* Directions for this task *
Give back every record precisely.

Page and application data records
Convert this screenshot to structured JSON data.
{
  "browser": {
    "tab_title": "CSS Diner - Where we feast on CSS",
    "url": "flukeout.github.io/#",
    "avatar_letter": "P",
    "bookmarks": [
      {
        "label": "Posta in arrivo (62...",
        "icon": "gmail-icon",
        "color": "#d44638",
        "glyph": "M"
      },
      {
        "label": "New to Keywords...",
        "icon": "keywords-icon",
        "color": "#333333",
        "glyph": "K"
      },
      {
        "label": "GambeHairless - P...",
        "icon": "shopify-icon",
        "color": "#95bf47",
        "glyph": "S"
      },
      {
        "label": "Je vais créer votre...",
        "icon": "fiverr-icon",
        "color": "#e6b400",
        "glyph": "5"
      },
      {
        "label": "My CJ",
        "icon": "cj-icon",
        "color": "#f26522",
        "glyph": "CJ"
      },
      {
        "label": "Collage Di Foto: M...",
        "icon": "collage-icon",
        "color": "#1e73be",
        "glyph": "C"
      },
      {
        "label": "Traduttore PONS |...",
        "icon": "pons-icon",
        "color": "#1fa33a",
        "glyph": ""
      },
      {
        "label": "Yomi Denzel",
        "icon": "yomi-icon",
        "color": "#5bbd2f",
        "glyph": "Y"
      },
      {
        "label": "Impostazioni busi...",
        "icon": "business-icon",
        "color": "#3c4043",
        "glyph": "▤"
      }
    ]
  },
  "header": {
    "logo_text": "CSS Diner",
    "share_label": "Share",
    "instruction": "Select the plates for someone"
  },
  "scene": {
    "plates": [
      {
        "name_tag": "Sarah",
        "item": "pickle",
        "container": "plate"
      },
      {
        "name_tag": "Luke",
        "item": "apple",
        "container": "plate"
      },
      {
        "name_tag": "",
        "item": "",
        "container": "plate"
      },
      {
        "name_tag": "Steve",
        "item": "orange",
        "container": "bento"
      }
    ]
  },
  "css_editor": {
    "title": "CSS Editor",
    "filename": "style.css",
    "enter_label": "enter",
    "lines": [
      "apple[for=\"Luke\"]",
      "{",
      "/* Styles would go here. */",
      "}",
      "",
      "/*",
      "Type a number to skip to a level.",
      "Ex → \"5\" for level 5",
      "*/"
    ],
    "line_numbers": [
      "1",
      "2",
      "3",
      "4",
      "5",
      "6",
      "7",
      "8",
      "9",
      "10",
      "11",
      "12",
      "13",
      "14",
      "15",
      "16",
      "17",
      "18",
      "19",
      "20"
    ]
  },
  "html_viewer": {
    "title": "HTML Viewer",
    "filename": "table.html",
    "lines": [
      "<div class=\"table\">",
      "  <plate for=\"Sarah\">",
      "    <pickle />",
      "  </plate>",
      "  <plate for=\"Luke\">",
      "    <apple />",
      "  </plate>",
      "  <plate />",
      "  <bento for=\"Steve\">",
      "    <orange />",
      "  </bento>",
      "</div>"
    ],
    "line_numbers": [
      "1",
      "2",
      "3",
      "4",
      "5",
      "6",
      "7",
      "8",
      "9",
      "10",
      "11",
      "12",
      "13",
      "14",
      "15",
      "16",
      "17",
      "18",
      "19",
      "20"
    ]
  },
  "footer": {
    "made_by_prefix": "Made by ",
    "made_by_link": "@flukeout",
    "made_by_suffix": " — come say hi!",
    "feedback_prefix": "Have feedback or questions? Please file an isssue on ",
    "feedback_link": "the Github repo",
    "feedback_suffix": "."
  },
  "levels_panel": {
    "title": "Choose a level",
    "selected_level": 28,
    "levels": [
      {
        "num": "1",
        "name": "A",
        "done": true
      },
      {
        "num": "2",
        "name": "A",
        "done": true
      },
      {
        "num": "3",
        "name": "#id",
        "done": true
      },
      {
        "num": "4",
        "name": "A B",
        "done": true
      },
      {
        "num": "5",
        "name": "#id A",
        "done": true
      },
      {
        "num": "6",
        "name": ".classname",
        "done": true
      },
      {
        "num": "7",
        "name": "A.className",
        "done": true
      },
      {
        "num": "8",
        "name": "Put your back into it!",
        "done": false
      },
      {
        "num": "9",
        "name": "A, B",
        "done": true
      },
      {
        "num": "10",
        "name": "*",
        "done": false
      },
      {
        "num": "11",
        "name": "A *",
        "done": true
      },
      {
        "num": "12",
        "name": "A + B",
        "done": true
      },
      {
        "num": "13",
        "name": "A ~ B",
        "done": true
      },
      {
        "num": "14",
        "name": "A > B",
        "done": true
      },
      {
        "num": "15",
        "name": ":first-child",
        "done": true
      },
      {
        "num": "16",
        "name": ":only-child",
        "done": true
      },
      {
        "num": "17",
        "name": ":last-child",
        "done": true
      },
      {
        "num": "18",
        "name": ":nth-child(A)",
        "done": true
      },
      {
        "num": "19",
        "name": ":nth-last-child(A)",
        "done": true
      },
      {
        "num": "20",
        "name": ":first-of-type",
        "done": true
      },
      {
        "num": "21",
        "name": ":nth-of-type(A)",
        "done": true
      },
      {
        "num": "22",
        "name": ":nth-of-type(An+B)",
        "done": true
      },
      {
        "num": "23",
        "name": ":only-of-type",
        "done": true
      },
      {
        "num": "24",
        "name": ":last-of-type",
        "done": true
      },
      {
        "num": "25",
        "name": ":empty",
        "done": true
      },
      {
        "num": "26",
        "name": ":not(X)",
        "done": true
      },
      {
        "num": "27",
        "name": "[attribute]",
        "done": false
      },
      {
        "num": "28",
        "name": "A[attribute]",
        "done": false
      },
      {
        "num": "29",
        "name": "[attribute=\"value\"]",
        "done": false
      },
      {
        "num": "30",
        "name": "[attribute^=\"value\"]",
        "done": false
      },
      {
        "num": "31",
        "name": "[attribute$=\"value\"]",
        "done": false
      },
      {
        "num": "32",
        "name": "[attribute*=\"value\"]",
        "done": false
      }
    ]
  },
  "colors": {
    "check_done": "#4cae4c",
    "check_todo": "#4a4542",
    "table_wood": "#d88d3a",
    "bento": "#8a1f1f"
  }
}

* Reply *
Convert this screenshot to structured JSON data.
{
  "browser": {
    "tab_title": "CSS Diner - Where we feast on CSS",
    "url": "flukeout.github.io/#",
    "avatar_letter": "P",
    "bookmarks": [
      {
        "label": "Posta in arrivo (62...",
        "icon": "gmail-icon",
        "color": "#d44638",
        "glyph": "M"
      },
      {
        "label": "New to Keywords...",
        "icon": "keywords-icon",
        "color": "#333333",
        "glyph": "K"
      },
      {
        "label": "GambeHairless - P...",
        "icon": "shopify-icon",
        "color": "#95bf47",
        "glyph": "S"
      },
      {
        "label": "Je vais créer votre...",
        "icon": "fiverr-icon",
        "color": "#e6b400",
        "glyph": "5"
      },
      {
        "label": "My CJ",
        "icon": "cj-icon",
        "color": "#f26522",
        "glyph": "CJ"
      },
      {
        "label": "Collage Di Foto: M...",
        "icon": "collage-icon",
        "color": "#1e73be",
        "glyph": "C"
      },
      {
        "label": "Traduttore PONS |...",
        "icon": "pons-icon",
        "color": "#1fa33a",
        "glyph": ""
      },
      {
        "label": "Yomi Denzel",
        "icon": "yomi-icon",
        "color": "#5bbd2f",
        "glyph": "Y"
      },
      {
        "label": "Impostazioni busi...",
        "icon": "business-icon",
        "color": "#3c4043",
        "glyph": "▤"
      }
    ]
  },
  "header": {
    "logo_text": "CSS Diner",
    "share_label": "Share",
    "instruction": "Select the plates for someone"
  },
  "scene": {
    "plates": [
      {
        "name_tag": "Sarah",
        "item": "pickle",
        "container": "plate"
      },
      {
        "name_tag": "Luke",
        "item": "apple",
        "container": "plate"
      },
      {
        "name_tag": "",
        "item": "",
        "container": "plate"
      },
      {
        "name_tag": "Steve",
        "item": "orange",
        "container": "bento"
      }
    ]
  },
  "css_editor": {
    "title": "CSS Editor",
    "filename": "style.css",
    "enter_label": "enter",
    "lines": [
      "apple[for=\"Luke\"]",
      "{",
      "/* Styles would go here. */",
      "}",
      "",
      "/*",
      "Type a number to skip to a level.",
      "Ex → \"5\" for level 5",
      "*/"
    ],
    "line_numbers": [
      "1",
      "2",
      "3",
      "4",
      "5",
      "6",
      "7",
      "8",
      "9",
      "10",
      "11",
      "12",
      "13",
      "14",
      "15",
      "16",
      "17",
      "18",
      "19",
      "20"
    ]
  },
  "html_viewer": {
    "title": "HTML Viewer",
    "filename": "table.html",
    "lines": [
      "<div class=\"table\">",
      "  <plate for=\"Sarah\">",
      "    <pickle />",
      "  </plate>",
      "  <plate for=\"Luke\">",
      "    <apple />",
      "  </plate>",
      "  <plate />",
      "  <bento for=\"Steve\">",
      "    <orange />",
      "  </bento>",
      "</div>"
    ],
    "line_numbers": [
      "1",
      "2",
      "3",
      "4",
      "5",
      "6",
      "7",
      "8",
      "9",
      "10",
      "11",
      "12",
      "13",
      "14",
      "15",
      "16",
      "17",
      "18",
      "19",
      "20"
    ]
  },
  "footer": {
    "made_by_prefix": "Made by ",
    "made_by_link": "@flukeout",
    "made_by_suffix": " — come say hi!",
    "feedback_prefix": "Have feedback or questions? Please file an isssue on ",
    "feedback_link": "the Github repo",
    "feedback_suffix": "."
  },
  "levels_panel": {
    "title": "Choose a level",
    "selected_level": 28,
    "levels": [
      {
        "num": "1",
        "name": "A",
        "done": true
      },
      {
        "num": "2",
        "name": "A",
        "done": true
      },
      {
        "num": "3",
        "name": "#id",
        "done": true
      },
      {
        "num": "4",
        "name": "A B",
        "done": true
      },
      {
        "num": "5",
        "name": "#id A",
        "done": true
      },
      {
        "num": "6",
        "name": ".classname",
        "done": true
      },
      {
        "num": "7",
        "name": "A.className",
        "done": true
      },
      {
        "num": "8",
        "name": "Put your back into it!",
        "done": false
      },
      {
        "num": "9",
        "name": "A, B",
        "done": true
      },
      {
        "num": "10",
        "name": "*",
        "done": false
      },
      {
        "num": "11",
        "name": "A *",
        "done": true
      },
      {
        "num": "12",
        "name": "A + B",
        "done": true
      },
      {
        "num": "13",
        "name": "A ~ B",
        "done": true
      },
      {
        "num": "14",
        "name": "A > B",
        "done": true
      },
      {
        "num": "15",
        "name": ":first-child",
        "done": true
      },
      {
        "num": "16",
        "name": ":only-child",
        "done": true
      },
      {
        "num": "17",
        "name": ":last-child",
        "done": true
      },
      {
        "num": "18",
        "name": ":nth-child(A)",
        "done": true
      },
      {
        "num": "19",
        "name": ":nth-last-child(A)",
        "done": true
      },
      {
        "num": "20",
        "name": ":first-of-type",
        "done": true
      },
      {
        "num": "21",
        "name": ":nth-of-type(A)",
        "done": true
      },
      {
        "num": "22",
        "name": ":nth-of-type(An+B)",
        "done": true
      },
      {
        "num": "23",
        "name": ":only-of-type",
        "done": true
      },
      {
        "num": "24",
        "name": ":last-of-type",
        "done": true
      },
      {
        "num": "25",
        "name": ":empty",
        "done": true
      },
      {
        "num": "26",
        "name": ":not(X)",
        "done": true
      },
      {
        "num": "27",
        "name": "[attribute]",
        "done": false
      },
      {
        "num": "28",
        "name": "A[attribute]",
        "done": false
      },
      {
        "num": "29",
        "name": "[attribute=\"value\"]",
        "done": false
      },
      {
        "num": "30",
        "name": "[attribute^=\"value\"]",
        "done": false
      },
      {
        "num": "31",
        "name": "[attribute$=\"value\"]",
        "done": false
      },
      {
        "num": "32",
        "name": "[attribute*=\"value\"]",
        "done": false
      }
    ]
  },
  "colors": {
    "check_done": "#4cae4c",
    "check_todo": "#4a4542",
    "table_wood": "#d88d3a",
    "bento": "#8a1f1f"
  }
}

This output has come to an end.